Article 22 of the 1951 Convention relating to the Status of Refugees and Articles 28 and 29 of the United Nations (UN) Convention on the Rights of the Child state the rights of all children, including refugees, to meaningful and successful education. These rights include favourable treatment, the right to free primary education and the recognition of diplomas and certificates. While these fundamental rights are necessary, they no longer reflect the needs of a highly mobile population in an increasingly globalised world. The lack of any mention about digital identity in rights legislation is a serious shortcoming which inhibits children’s freedom ‘from’ discrimination, inequality of opportunities, and digital exploitation, and the freedom ‘to’ have a secure digital identity acknowledging their learning, skills and competencies throughout their lives. This chapter contributes to the current debate about the benefits and challenges of the digital future. It draws from the UN UNITE Global Challenge #BlockchainEducationalPassport to argue that new technologies can secure the right to education for all children and refugee children, in particular by creating an undeletable record of learning achievements, and that creating such a record during early childhood may optimise the benefit of early educational experiences for lifetime outcomes.
|Title of host publication||The Routledge International Handbook of Young Children’s Rights|
|Publication status||Accepted/In press - 2019|

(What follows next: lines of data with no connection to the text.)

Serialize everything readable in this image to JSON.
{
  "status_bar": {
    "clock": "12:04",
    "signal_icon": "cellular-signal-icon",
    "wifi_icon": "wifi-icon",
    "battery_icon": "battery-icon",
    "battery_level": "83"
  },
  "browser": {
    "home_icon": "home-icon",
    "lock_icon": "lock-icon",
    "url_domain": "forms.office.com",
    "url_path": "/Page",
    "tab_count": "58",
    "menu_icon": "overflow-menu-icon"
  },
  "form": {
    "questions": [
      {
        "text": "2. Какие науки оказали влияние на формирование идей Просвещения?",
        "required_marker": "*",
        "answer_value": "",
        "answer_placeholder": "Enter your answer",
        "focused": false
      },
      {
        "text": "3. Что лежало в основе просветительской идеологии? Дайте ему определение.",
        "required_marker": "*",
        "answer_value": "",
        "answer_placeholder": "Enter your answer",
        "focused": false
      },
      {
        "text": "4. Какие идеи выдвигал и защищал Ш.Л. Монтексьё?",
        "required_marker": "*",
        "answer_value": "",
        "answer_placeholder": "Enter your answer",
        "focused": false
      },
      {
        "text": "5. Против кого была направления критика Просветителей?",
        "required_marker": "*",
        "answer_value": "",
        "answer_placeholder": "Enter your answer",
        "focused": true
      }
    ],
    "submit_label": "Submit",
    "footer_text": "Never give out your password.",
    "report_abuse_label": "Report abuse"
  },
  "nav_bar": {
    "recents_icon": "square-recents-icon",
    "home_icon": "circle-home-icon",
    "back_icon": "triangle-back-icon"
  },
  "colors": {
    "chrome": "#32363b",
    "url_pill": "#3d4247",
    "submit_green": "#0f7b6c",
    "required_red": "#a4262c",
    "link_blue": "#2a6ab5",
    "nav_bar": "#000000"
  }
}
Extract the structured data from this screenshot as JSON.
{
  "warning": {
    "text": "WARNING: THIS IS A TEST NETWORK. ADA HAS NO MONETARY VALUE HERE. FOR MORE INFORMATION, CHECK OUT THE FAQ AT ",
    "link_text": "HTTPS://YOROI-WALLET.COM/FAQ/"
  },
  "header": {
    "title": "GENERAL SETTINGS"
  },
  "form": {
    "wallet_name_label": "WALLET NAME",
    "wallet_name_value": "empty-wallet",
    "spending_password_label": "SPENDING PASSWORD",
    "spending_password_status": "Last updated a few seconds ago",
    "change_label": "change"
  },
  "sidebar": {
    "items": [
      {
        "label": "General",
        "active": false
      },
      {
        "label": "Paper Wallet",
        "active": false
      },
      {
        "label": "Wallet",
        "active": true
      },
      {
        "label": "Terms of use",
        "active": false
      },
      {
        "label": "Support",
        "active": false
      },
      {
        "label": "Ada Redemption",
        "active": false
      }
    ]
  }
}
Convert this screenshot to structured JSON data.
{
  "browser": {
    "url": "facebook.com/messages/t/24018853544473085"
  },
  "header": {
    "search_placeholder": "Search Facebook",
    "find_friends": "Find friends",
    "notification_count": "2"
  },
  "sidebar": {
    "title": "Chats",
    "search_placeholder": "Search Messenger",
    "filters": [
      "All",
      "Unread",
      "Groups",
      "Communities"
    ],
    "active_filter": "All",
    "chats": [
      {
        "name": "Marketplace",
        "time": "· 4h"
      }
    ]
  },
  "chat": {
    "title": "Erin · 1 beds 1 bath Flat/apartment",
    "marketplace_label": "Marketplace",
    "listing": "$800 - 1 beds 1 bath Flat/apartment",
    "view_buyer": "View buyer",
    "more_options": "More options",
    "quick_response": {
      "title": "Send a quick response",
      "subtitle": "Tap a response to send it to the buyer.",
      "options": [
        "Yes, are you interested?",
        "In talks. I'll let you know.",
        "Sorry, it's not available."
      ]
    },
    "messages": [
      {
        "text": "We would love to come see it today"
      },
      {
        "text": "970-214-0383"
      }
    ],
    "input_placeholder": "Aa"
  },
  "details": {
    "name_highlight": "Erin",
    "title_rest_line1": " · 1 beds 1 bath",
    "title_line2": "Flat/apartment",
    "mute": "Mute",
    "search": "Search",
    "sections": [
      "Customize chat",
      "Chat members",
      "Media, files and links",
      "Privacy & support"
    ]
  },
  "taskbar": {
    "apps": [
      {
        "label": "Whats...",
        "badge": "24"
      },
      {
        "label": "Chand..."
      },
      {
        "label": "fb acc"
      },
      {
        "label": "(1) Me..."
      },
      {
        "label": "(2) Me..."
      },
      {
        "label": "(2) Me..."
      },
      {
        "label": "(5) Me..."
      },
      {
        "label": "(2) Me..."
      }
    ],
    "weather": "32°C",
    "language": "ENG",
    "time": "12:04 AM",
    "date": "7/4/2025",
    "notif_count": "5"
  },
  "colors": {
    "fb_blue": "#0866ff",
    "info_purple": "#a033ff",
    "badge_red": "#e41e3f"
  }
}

Devecchi, C. (Accepted/In press). Being a Refugee Child in Lebanon: Implementing Young Children’s Rights in a Digital World through the Blockchain Educational Passport. In The Routledge International Handbook of Young Children’s Rights Routledge.